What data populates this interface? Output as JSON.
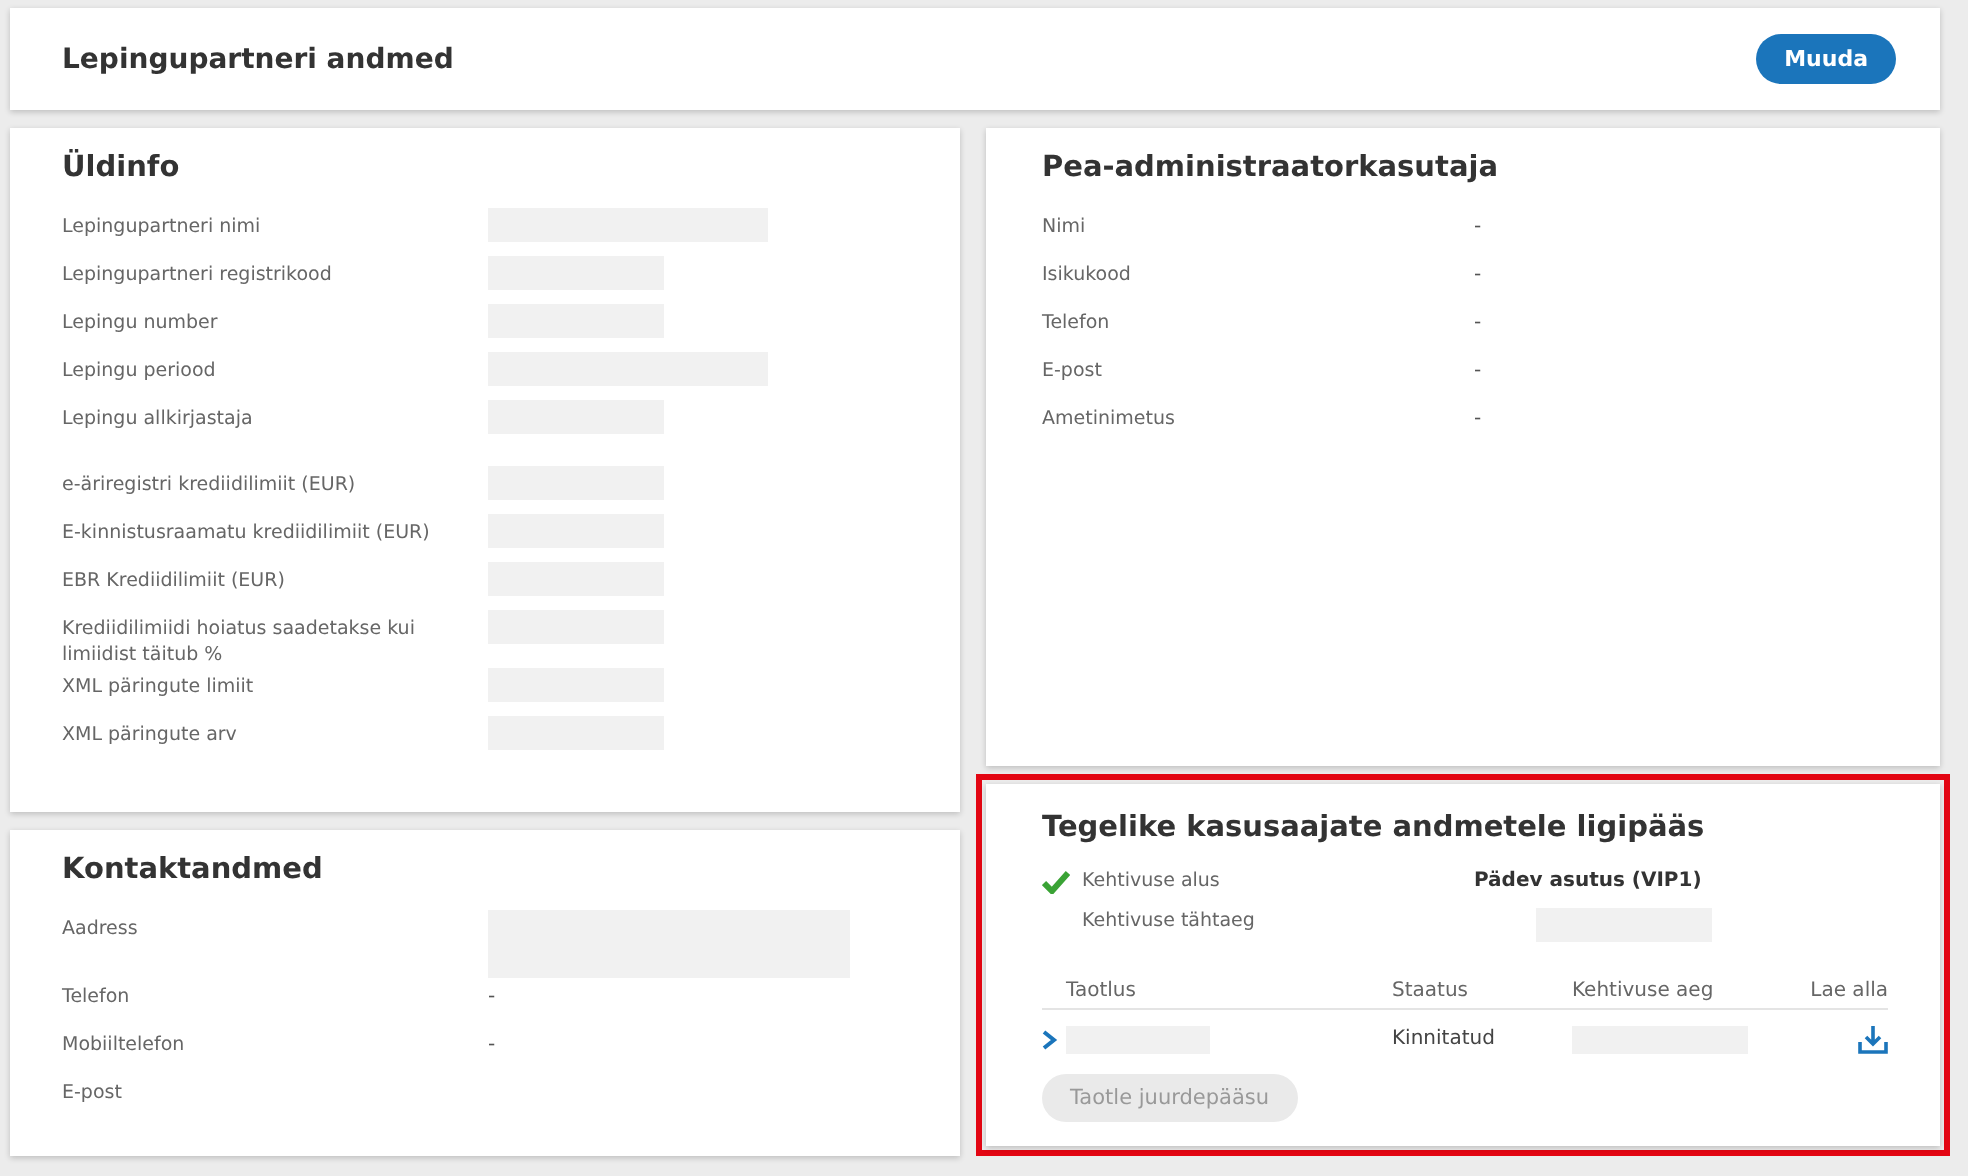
{
  "header": {
    "title": "Lepingupartneri andmed",
    "button": "Muuda"
  },
  "general": {
    "title": "Üldinfo",
    "fields": [
      {
        "label": "Lepingupartneri nimi",
        "kind": "redacted_wide"
      },
      {
        "label": "Lepingupartneri registrikood",
        "kind": "redacted"
      },
      {
        "label": "Lepingu number",
        "kind": "redacted"
      },
      {
        "label": "Lepingu periood",
        "kind": "redacted_wide"
      },
      {
        "label": "Lepingu allkirjastaja",
        "kind": "redacted"
      },
      {
        "label": "e-äriregistri krediidilimiit (EUR)",
        "kind": "redacted"
      },
      {
        "label": "E-kinnistusraamatu krediidilimiit (EUR)",
        "kind": "redacted"
      },
      {
        "label": "EBR Krediidilimiit (EUR)",
        "kind": "redacted"
      },
      {
        "label": "Krediidilimiidi hoiatus saadetakse kui limiidist täitub %",
        "kind": "redacted"
      },
      {
        "label": "XML päringute limiit",
        "kind": "redacted"
      },
      {
        "label": "XML päringute arv",
        "kind": "redacted"
      }
    ]
  },
  "contact": {
    "title": "Kontaktandmed",
    "fields": [
      {
        "label": "Aadress",
        "kind": "redacted_block"
      },
      {
        "label": "Telefon",
        "kind": "text",
        "value": "-"
      },
      {
        "label": "Mobiiltelefon",
        "kind": "text",
        "value": "-"
      },
      {
        "label": "E-post",
        "kind": "empty"
      }
    ]
  },
  "admin": {
    "title": "Pea-administraatorkasutaja",
    "fields": [
      {
        "label": "Nimi",
        "kind": "text",
        "value": "-"
      },
      {
        "label": "Isikukood",
        "kind": "text",
        "value": "-"
      },
      {
        "label": "Telefon",
        "kind": "text",
        "value": "-"
      },
      {
        "label": "E-post",
        "kind": "text",
        "value": "-"
      },
      {
        "label": "Ametinimetus",
        "kind": "text",
        "value": "-"
      }
    ]
  },
  "access": {
    "title": "Tegelike kasusaajate andmetele ligipääs",
    "highlighted": true,
    "basis": {
      "label": "Kehtivuse alus",
      "valid": true,
      "value": "Pädev asutus (VIP1)"
    },
    "expiry": {
      "label": "Kehtivuse tähtaeg",
      "kind": "redacted"
    },
    "table": {
      "columns": [
        "Taotlus",
        "Staatus",
        "Kehtivuse aeg",
        "Lae alla"
      ],
      "rows": [
        {
          "expanded": false,
          "status": "Kinnitatud"
        }
      ]
    },
    "button": {
      "label": "Taotle juurdepääsu",
      "disabled": true
    }
  }
}
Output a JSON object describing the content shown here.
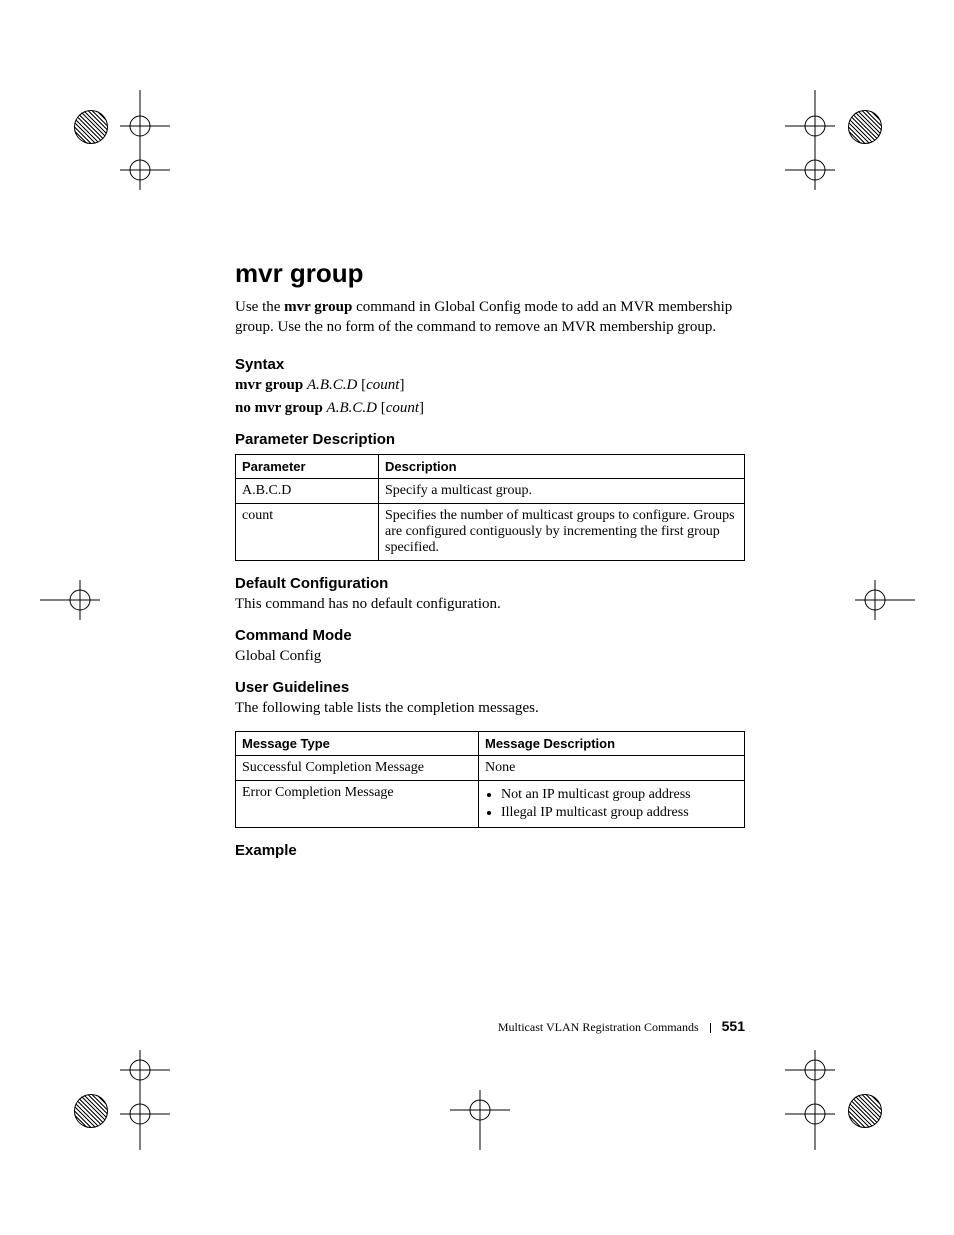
{
  "title": "mvr group",
  "intro_parts": {
    "p1a": "Use the ",
    "p1b": "mvr group",
    "p1c": " command in Global Config mode to add an MVR membership group. Use the no form of the command to remove an MVR membership group."
  },
  "sections": {
    "syntax": "Syntax",
    "param_desc": "Parameter Description",
    "default_cfg": "Default Configuration",
    "cmd_mode": "Command Mode",
    "user_guidelines": "User Guidelines",
    "example": "Example"
  },
  "syntax_lines": {
    "l1": {
      "cmd": "mvr group ",
      "arg1": "A.B.C.D",
      "lb": " [",
      "arg2": "count",
      "rb": "]"
    },
    "l2": {
      "cmd": "no mvr group ",
      "arg1": "A.B.C.D",
      "lb": " [",
      "arg2": "count",
      "rb": "]"
    }
  },
  "param_table": {
    "headers": {
      "c1": "Parameter",
      "c2": "Description"
    },
    "rows": [
      {
        "c1": "A.B.C.D",
        "c2": "Specify a multicast group."
      },
      {
        "c1": "count",
        "c2": "Specifies the number of multicast groups to configure. Groups are configured contiguously by incrementing the first group specified."
      }
    ]
  },
  "default_cfg_text": "This command has no default configuration.",
  "cmd_mode_text": "Global Config",
  "user_guidelines_text": "The following table lists the completion messages.",
  "msg_table": {
    "headers": {
      "c1": "Message Type",
      "c2": "Message Description"
    },
    "rows": {
      "r1": {
        "c1": "Successful Completion Message",
        "c2": "None"
      },
      "r2": {
        "c1": "Error Completion Message",
        "bullets": [
          "Not an IP multicast group address",
          "Illegal IP multicast group address"
        ]
      }
    }
  },
  "footer": {
    "chapter": "Multicast VLAN Registration Commands",
    "page": "551"
  }
}
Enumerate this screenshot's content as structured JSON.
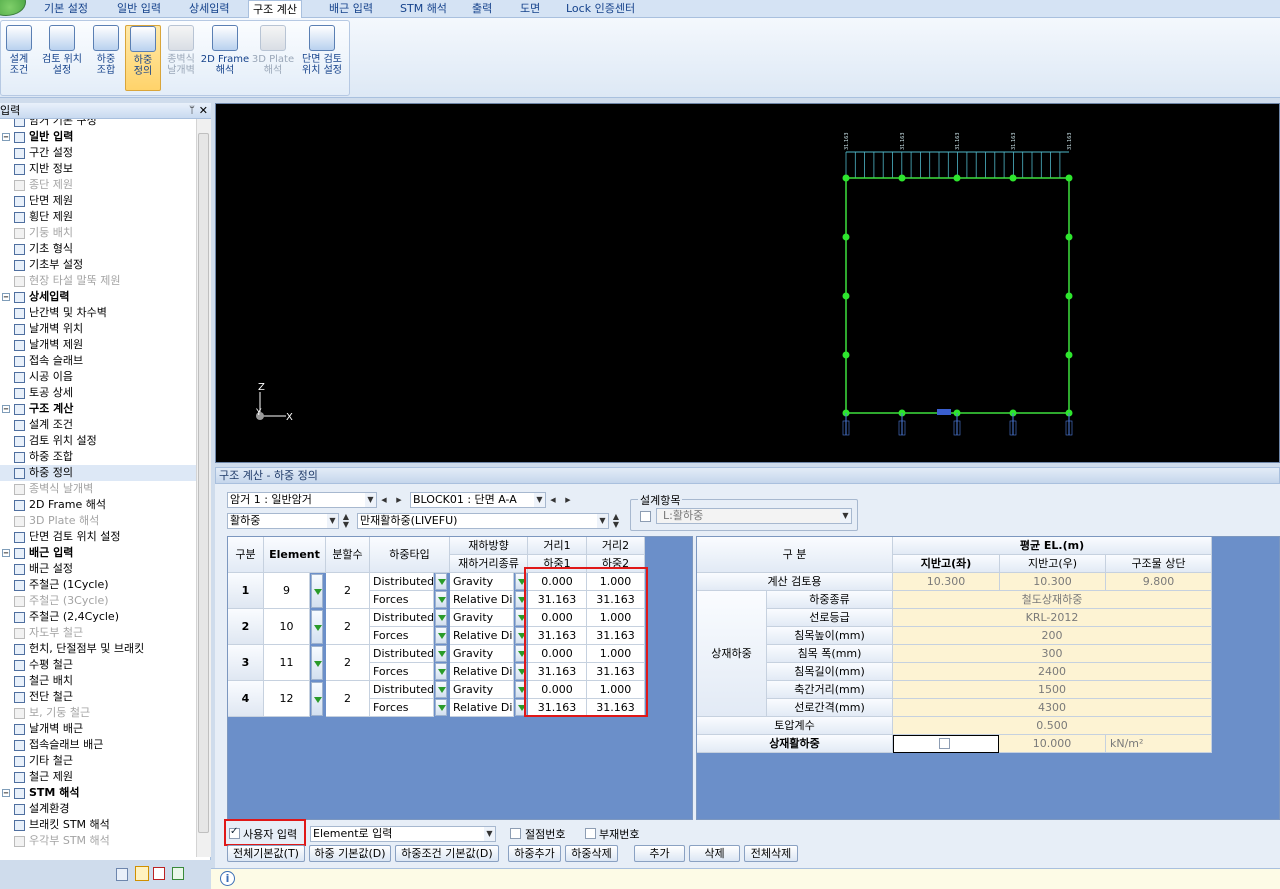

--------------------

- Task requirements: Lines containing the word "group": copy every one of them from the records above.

- Task result:
  "title": "mvr group",
    "p1b": "mvr group",
    "p1c": " command in Global Config mode to add an MVR membership group. Use the no form of the command to remove an MVR membership group."
      "cmd": "mvr group ",
      "cmd": "no mvr group ",
        "c2": "Specify a multicast group."
        "c2": "Specifies the number of multicast groups to configure. Groups are configured contiguously by incrementing the first group specified."
          "Not an IP multicast group address",
          "Illegal IP multicast group address"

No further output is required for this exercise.